She broke off, the air backing up in her lungs when he ran his hands very lightly over her ribcage, stopping when she managed to suck in a breath.
“Bruised, not broken I don’t think,” he said, his voice quiet and calm and clinically dispassionate, in direct opposition to his eyes. “Turn over.”
She bit out a harsh laugh. “Yeah, that’s going to happen nev—”
He rolled her over and pinned her there with a hand low on her back.
She sputtered and fought him, but then went utterly still when he ran his fingers up the back of one thigh, scooping the edge of her boy cut panties up a cheek.
“Also bruised,” he said.
“That’s where I landed. No worries, I’m padded nicely.”
“Nicely is right,” he said, and he removed his hands from her.
She leapt off the bed, tugged down her shirt, and had to tighten her lips not to whimper at the fast movement. “Okay, thanks. Be sure to lock the door on your way—”
“Did you hit your head or lose consciousness at any time?”
“No!” She didn’t want to need his help, wanted to lick her wounds in private rather than get turned on by his gentle touch. But she was stupid light-headed from getting up too fast and knew she wasn’t in the greatest shape.
And must as she didn’t want to like it, she did like how he always seemed to be there for her, even if her brain kept telling her heart she didn’t want him to be.
He still wasn’t leaving. “Tell me what really happened.”
“I loaded up some wood and was making my way up the stairs when”—she broke off and grimaced —“something popped out of the wood. I nearly had heart failure and fell down the stairs. The end.”
He never took his eyes off of her. “What popped out at you?”
“A spider,” she said, because hey, that could’ve totally happened. Just because she’d freaked out over the baby bunny didn’t mean that there wasn’t also a spider. Maybe she’d been so busy falling down the stairs she just hadn’t seen the spider.
“A spider made you fall down the stairs?” he asked in disbelief.
“A big one.” She lifted her hands so that they were about a foot apart.
His lips twitched.
Her hands spread apart even wider. “It might have been a mutant spider.”
“Or a baby bunny,” he said.
She stared at him while he grinned wide.
“You knew the whole time,” she accused.
“Yep. Lenny told me.”
“Well isn’t that just like a man,” she said in disgust.
Aidan tipped his head back and laughed out loud.
“Fine. Whatever,” she said. “I’m taking a shower. Alone.”

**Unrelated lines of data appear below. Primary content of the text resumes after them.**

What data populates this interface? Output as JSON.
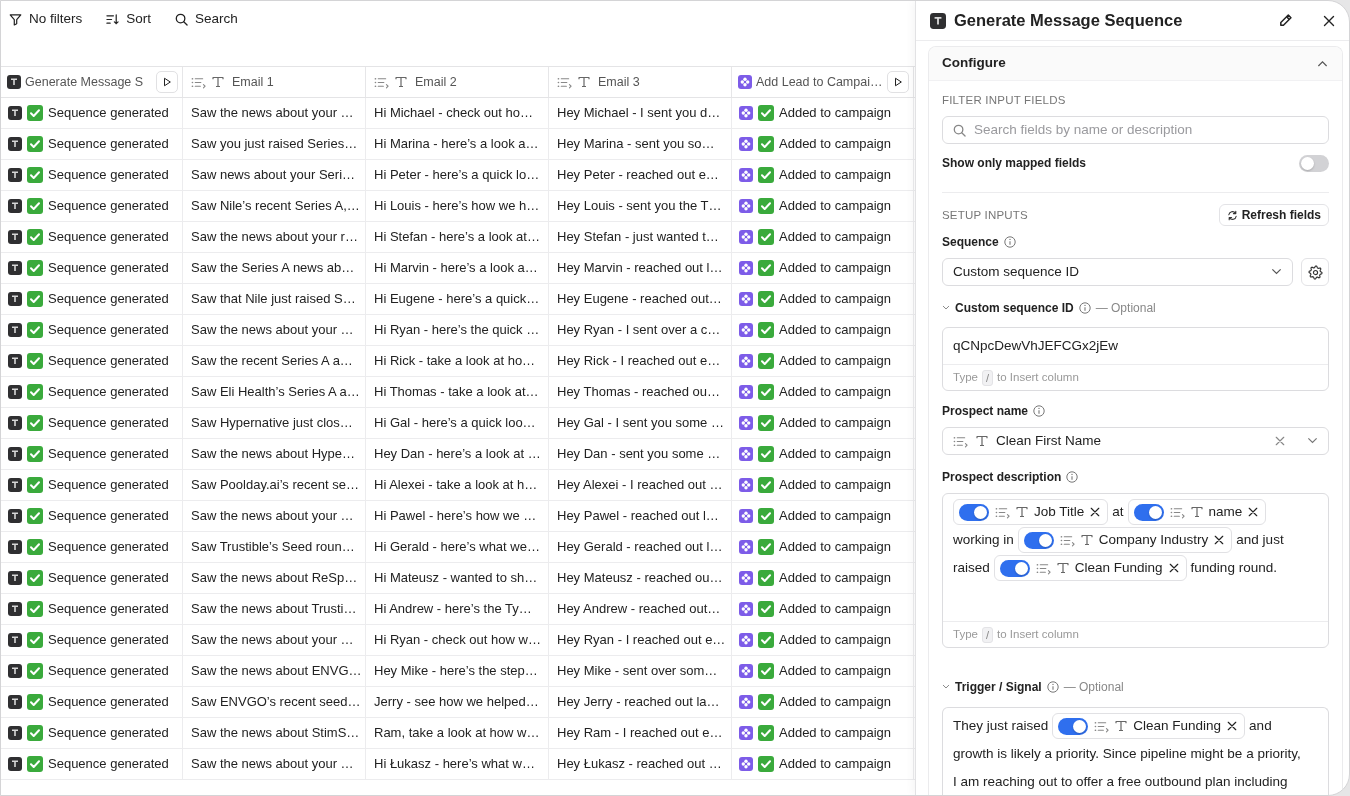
{
  "toolbar": [
    {
      "kind": "filter",
      "label": "No filters"
    },
    {
      "kind": "sort",
      "label": "Sort"
    },
    {
      "kind": "search",
      "label": "Search"
    }
  ],
  "table": {
    "columns": [
      {
        "kind": "generator",
        "label": "Generate Message S"
      },
      {
        "kind": "text",
        "label": "Email 1"
      },
      {
        "kind": "text",
        "label": "Email 2"
      },
      {
        "kind": "text",
        "label": "Email 3"
      },
      {
        "kind": "campaign",
        "label": "Add Lead to Campai…"
      }
    ],
    "rows": [
      {
        "cells": [
          "Sequence generated",
          "Saw the news about your …",
          "Hi Michael - check out ho…",
          "Hey Michael - I sent you d…",
          "Added to campaign"
        ]
      },
      {
        "cells": [
          "Sequence generated",
          "Saw you just raised Series…",
          "Hi Marina - here’s a look a…",
          "Hey Marina - sent you so…",
          "Added to campaign"
        ]
      },
      {
        "cells": [
          "Sequence generated",
          "Saw news about your Seri…",
          "Hi Peter - here’s a quick lo…",
          "Hey Peter - reached out e…",
          "Added to campaign"
        ]
      },
      {
        "cells": [
          "Sequence generated",
          "Saw Nile’s recent Series A,…",
          "Hi Louis - here’s how we h…",
          "Hey Louis - sent you the T…",
          "Added to campaign"
        ]
      },
      {
        "cells": [
          "Sequence generated",
          "Saw the news about your r…",
          "Hi Stefan - here’s a look at…",
          "Hey Stefan - just wanted t…",
          "Added to campaign"
        ]
      },
      {
        "cells": [
          "Sequence generated",
          "Saw the Series A news ab…",
          "Hi Marvin - here’s a look a…",
          "Hey Marvin - reached out l…",
          "Added to campaign"
        ]
      },
      {
        "cells": [
          "Sequence generated",
          "Saw that Nile just raised S…",
          "Hi Eugene - here’s a quick…",
          "Hey Eugene - reached out…",
          "Added to campaign"
        ]
      },
      {
        "cells": [
          "Sequence generated",
          "Saw the news about your …",
          "Hi Ryan - here’s the quick …",
          "Hey Ryan - I sent over a c…",
          "Added to campaign"
        ]
      },
      {
        "cells": [
          "Sequence generated",
          "Saw the recent Series A a…",
          "Hi Rick - take a look at ho…",
          "Hey Rick - I reached out e…",
          "Added to campaign"
        ]
      },
      {
        "cells": [
          "Sequence generated",
          "Saw Eli Health’s Series A a…",
          "Hi Thomas - take a look at…",
          "Hey Thomas - reached ou…",
          "Added to campaign"
        ]
      },
      {
        "cells": [
          "Sequence generated",
          "Saw Hypernative just clos…",
          "Hi Gal - here’s a quick loo…",
          "Hey Gal - I sent you some …",
          "Added to campaign"
        ]
      },
      {
        "cells": [
          "Sequence generated",
          "Saw the news about Hype…",
          "Hey Dan - here’s a look at …",
          "Hey Dan - sent you some …",
          "Added to campaign"
        ]
      },
      {
        "cells": [
          "Sequence generated",
          "Saw Poolday.ai’s recent se…",
          "Hi Alexei - take a look at h…",
          "Hey Alexei - I reached out …",
          "Added to campaign"
        ]
      },
      {
        "cells": [
          "Sequence generated",
          "Saw the news about your …",
          "Hi Pawel - here’s how we …",
          "Hey Pawel - reached out l…",
          "Added to campaign"
        ]
      },
      {
        "cells": [
          "Sequence generated",
          "Saw Trustible’s Seed roun…",
          "Hi Gerald - here’s what we…",
          "Hey Gerald - reached out l…",
          "Added to campaign"
        ]
      },
      {
        "cells": [
          "Sequence generated",
          "Saw the news about ReSp…",
          "Hi Mateusz - wanted to sh…",
          "Hey Mateusz - reached ou…",
          "Added to campaign"
        ]
      },
      {
        "cells": [
          "Sequence generated",
          "Saw the news about Trusti…",
          "Hi Andrew - here’s the Ty…",
          "Hey Andrew - reached out…",
          "Added to campaign"
        ]
      },
      {
        "cells": [
          "Sequence generated",
          "Saw the news about your …",
          "Hi Ryan - check out how w…",
          "Hey Ryan - I reached out e…",
          "Added to campaign"
        ]
      },
      {
        "cells": [
          "Sequence generated",
          "Saw the news about ENVG…",
          "Hey Mike - here’s the step…",
          "Hey Mike - sent over som…",
          "Added to campaign"
        ]
      },
      {
        "cells": [
          "Sequence generated",
          "Saw ENVGO’s recent seed…",
          "Jerry - see how we helped…",
          "Hey Jerry - reached out la…",
          "Added to campaign"
        ]
      },
      {
        "cells": [
          "Sequence generated",
          "Saw the news about StimS…",
          "Ram, take a look at how w…",
          "Hey Ram - I reached out e…",
          "Added to campaign"
        ]
      },
      {
        "cells": [
          "Sequence generated",
          "Saw the news about your …",
          "Hi Łukasz - here’s what w…",
          "Hey Łukasz - reached out …",
          "Added to campaign"
        ]
      }
    ]
  },
  "panel": {
    "title": "Generate Message Sequence",
    "section": {
      "title": "Configure",
      "expanded": true
    },
    "filter": {
      "heading": "FILTER INPUT FIELDS",
      "placeholder": "Search fields by name or description",
      "toggle": {
        "label": "Show only mapped fields",
        "on": false
      }
    },
    "setup": {
      "heading": "SETUP INPUTS",
      "refresh": "Refresh fields",
      "fields": [
        {
          "kind": "select",
          "label": "Sequence",
          "value": "Custom sequence ID"
        },
        {
          "kind": "text",
          "label": "Custom sequence ID",
          "optional": "— Optional",
          "expanded": true,
          "value": "qCNpcDewVhJEFCGx2jEw",
          "hint": {
            "before": "Type",
            "key": "/",
            "after": "to Insert column"
          }
        },
        {
          "kind": "column",
          "label": "Prospect name",
          "value": "Clean First Name"
        },
        {
          "kind": "rich",
          "label": "Prospect description",
          "segments": [
            {
              "kind": "chip",
              "label": "Job Title",
              "on": true
            },
            {
              "kind": "text",
              "text": "at"
            },
            {
              "kind": "chip",
              "label": "name",
              "on": true
            },
            {
              "kind": "text",
              "text": "working in"
            },
            {
              "kind": "chip",
              "label": "Company Industry",
              "on": true
            },
            {
              "kind": "text",
              "text": "and just"
            },
            {
              "kind": "text",
              "text": "raised"
            },
            {
              "kind": "chip",
              "label": "Clean Funding",
              "on": true
            },
            {
              "kind": "text",
              "text": "funding round."
            }
          ],
          "hint": {
            "before": "Type",
            "key": "/",
            "after": "to Insert column"
          }
        },
        {
          "kind": "rich",
          "label": "Trigger / Signal",
          "optional": "— Optional",
          "expanded": true,
          "segments": [
            {
              "kind": "text",
              "text": "They just raised"
            },
            {
              "kind": "chip",
              "label": "Clean Funding",
              "on": true
            },
            {
              "kind": "text",
              "text": "and"
            },
            {
              "kind": "text",
              "text": "growth is likely a priority. Since pipeline might be a priority,"
            },
            {
              "kind": "text",
              "text": "I am reaching out to offer a free outbound plan including"
            }
          ]
        }
      ]
    }
  }
}
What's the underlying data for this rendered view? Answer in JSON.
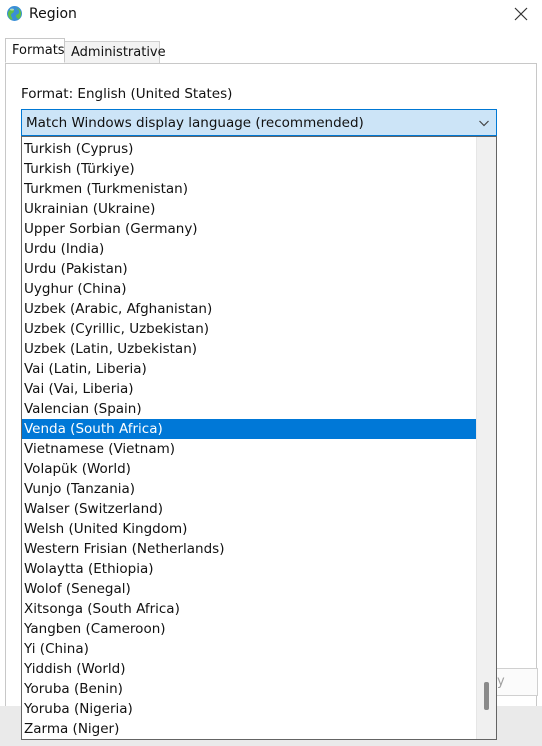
{
  "window": {
    "title": "Region"
  },
  "tabs": [
    {
      "label": "Formats",
      "selected": true
    },
    {
      "label": "Administrative",
      "selected": false
    }
  ],
  "format": {
    "label": "Format: English (United States)",
    "selected_value": "Match Windows display language (recommended)"
  },
  "dropdown": {
    "items": [
      "Turkish (Cyprus)",
      "Turkish (Türkiye)",
      "Turkmen (Turkmenistan)",
      "Ukrainian (Ukraine)",
      "Upper Sorbian (Germany)",
      "Urdu (India)",
      "Urdu (Pakistan)",
      "Uyghur (China)",
      "Uzbek (Arabic, Afghanistan)",
      "Uzbek (Cyrillic, Uzbekistan)",
      "Uzbek (Latin, Uzbekistan)",
      "Vai (Latin, Liberia)",
      "Vai (Vai, Liberia)",
      "Valencian (Spain)",
      "Venda (South Africa)",
      "Vietnamese (Vietnam)",
      "Volapük (World)",
      "Vunjo (Tanzania)",
      "Walser (Switzerland)",
      "Welsh (United Kingdom)",
      "Western Frisian (Netherlands)",
      "Wolaytta (Ethiopia)",
      "Wolof (Senegal)",
      "Xitsonga (South Africa)",
      "Yangben (Cameroon)",
      "Yi (China)",
      "Yiddish (World)",
      "Yoruba (Benin)",
      "Yoruba (Nigeria)",
      "Zarma (Niger)"
    ],
    "highlighted_index": 14,
    "scroll_position": 0.97
  },
  "behind_button": {
    "label": "y"
  },
  "icons": {
    "app": "globe-icon",
    "close": "close-icon",
    "dropdown": "chevron-down-icon"
  },
  "colors": {
    "accent": "#0078d7",
    "combo_fill": "#cce4f7",
    "combo_border": "#0078d4"
  }
}
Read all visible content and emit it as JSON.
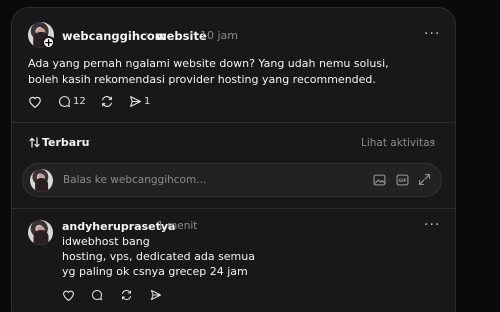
{
  "post": {
    "username": "webcanggihcom",
    "topic": "website",
    "time": "10 jam",
    "text": "Ada yang pernah ngalami website down? Yang udah nemu solusi, boleh kasih rekomendasi provider hosting yang recommended.",
    "reply_count": "12",
    "share_count": "1"
  },
  "activity": {
    "sort_label": "Terbaru",
    "view_activity": "Lihat aktivitas"
  },
  "reply_input": {
    "placeholder": "Balas ke webcanggihcom..."
  },
  "reply": {
    "username": "andyheruprasetya",
    "time": "1 menit",
    "lines": [
      "idwebhost bang",
      "hosting, vps, dedicated ada semua",
      "yg paling ok csnya grecep 24 jam"
    ]
  },
  "icons": {
    "heart": "heart-icon",
    "comment": "comment-icon",
    "repost": "repost-icon",
    "share": "send-icon",
    "more": "more-icon",
    "sort": "sort-arrows-icon",
    "image": "image-icon",
    "gif": "gif-icon",
    "expand": "expand-icon"
  }
}
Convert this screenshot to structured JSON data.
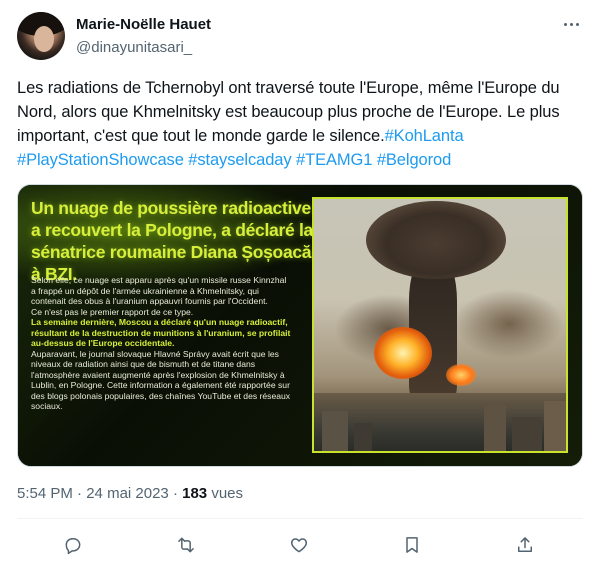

“Make it lukewarm, not hot,” he said. “I’m going to the truck for my first aid kit.”
“Aidan, I’m so not in the mood to play doctor.”
“Good,” he said. “I’ll play doctor and you play the nice, sweet, passive patient.”